He discovered he was HIV positive in 1986 and abandoned work for a year. His antibody status was to remain a secret to all but his closest friends. When he returned to the National in 1988 opposite Lindsay Duncan in Cat on a Hot Tin Roof, Michael Coveneywrote: “Mr. Charleson is stricken almost to the point of catatonia, a ruined athlete in shimmering white exactly conjuring the ideal of a helpless male divinity. These are two performances of driven majesty and great poise.”
In the Autumn of that year he was rushed to hospital with pneumonia. After extensive chemo- and radiotherapy, he played the tough drag queen Greta at a one-off benefit performance of Bent in aid of Stonewall, the campaign group. As the director Sean Mathias wrote, “the most gargantuan part of it from Ian’s point of view was that here was a man with Aids, his torso now covered by Kaposi’s sarcoma, his face starting to distort and disfigure, dressed convincingly as a glamorous and roguish Dietrich-type woman, and the secret behind that portrayal was that he, the director and the costume designer were the only people who knew about his illness.”
After his death, a group of his friends set up the Ian Charleson Award for a classical actor under the age of 30. There are also scholarships in his name at Lamda, and the Royal Free Hospital has an Aids centre dedicated to him. Much of the money to provide this was raised at a benefit performance of Guys and Dolls. The tickets just vanished. Even the dress rehearsal was packed to the rafters. Nearly every member of the original cast and band returned to honour him. Bob Hoskins even flew in overnight from Los Angeles and made it in time for the curtain-call.
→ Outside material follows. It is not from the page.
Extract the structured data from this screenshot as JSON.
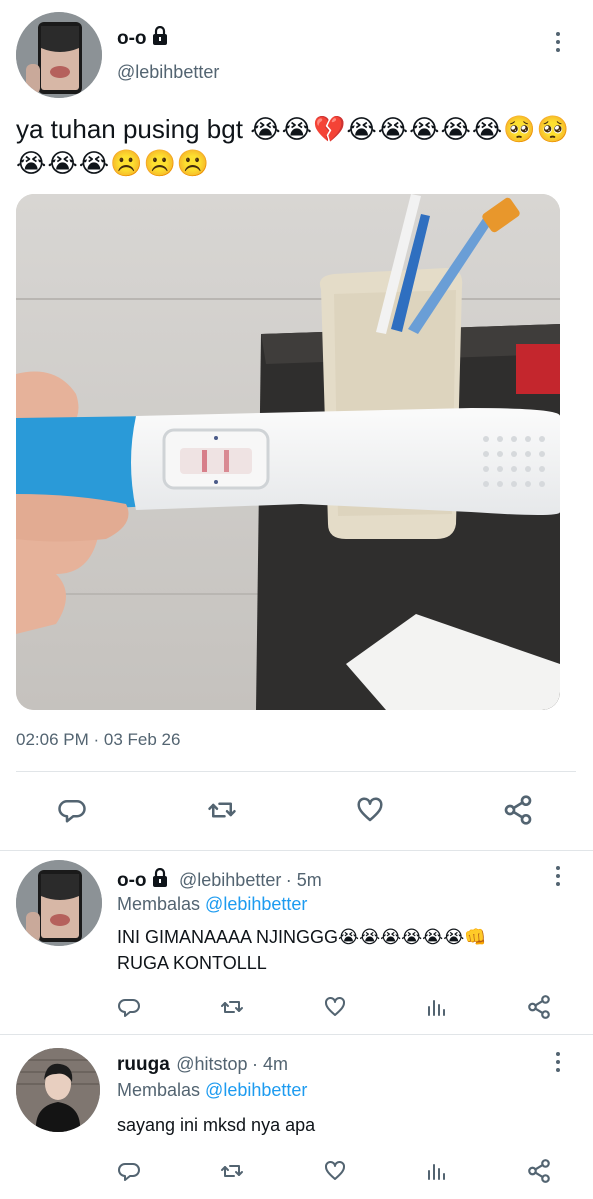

Tony Britten, the musical director, recalls that “he had this enormously virile stage presence and the most glorious, completely unforced voice. The musicians, a hard-bitten bunch, were crying from the overture onwards. Those occasions are always emotional, but that was something else. It was a tribute to the affection in which he was held.”
… And by me too, who also say to him with tears in my eyes and voice:
“‘Good night, sweet prince…’ Be at peace, wherever you now are… And please come back quick, this world needs people like you!”